Clarke belt


Also found in: Dictionary, Thesaurus, Financial.

Clarke belt

The geosynchronous (also geostationary) orbit that satellites are placed into.

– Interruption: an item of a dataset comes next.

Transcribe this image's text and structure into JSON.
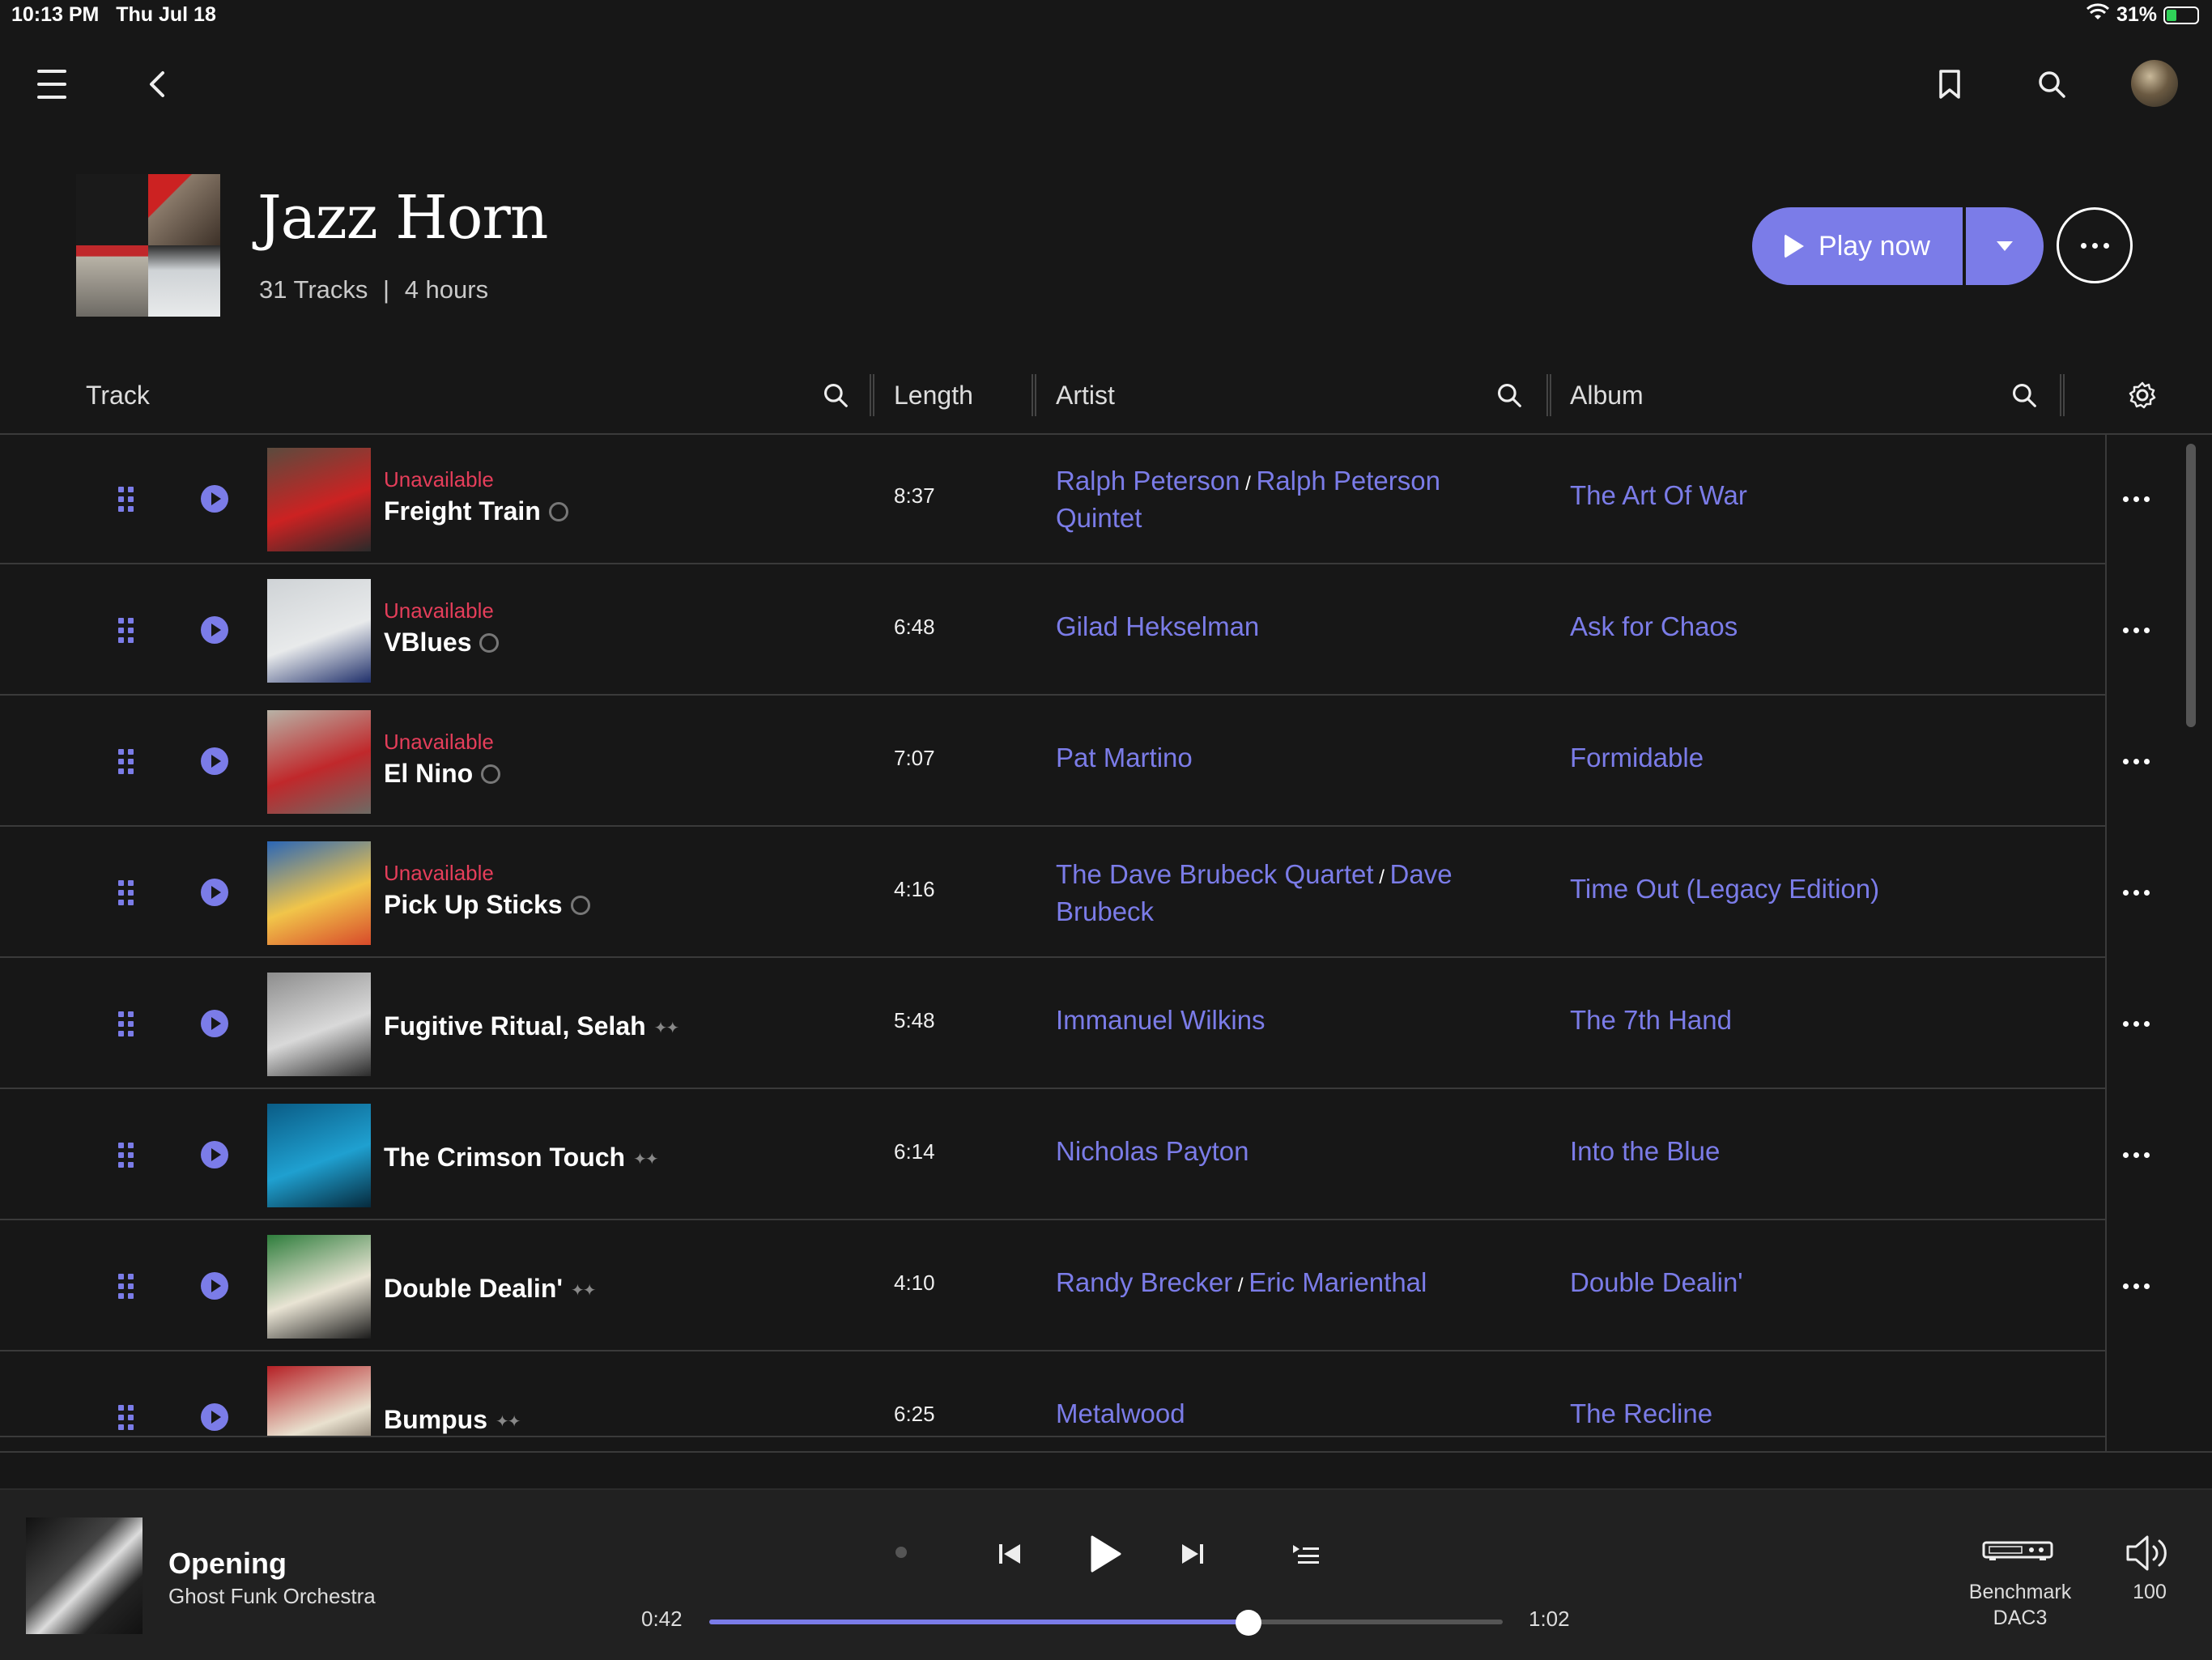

It was named after Arthur C. Clarke who proposed the concept in 1945. See GEO and Clarke's laws.
Mentioned in ?
References in periodicals archive ?
The chart at left shows elevations above the horizon and the celestial declinations where the Clarke Belt appears when on the meridian for an observer's given latitude.
A large field of view requires less-accurate telescope pointing to locate the Clarke Belt, but the easiest way to detect a geosynchronous satellite is by its apparent motion relative to the stars.
Weather satellites also inhabit the Clarke Belt, but for most Earth monitoring, a sun-synchronous, or polar, orbit is favoured.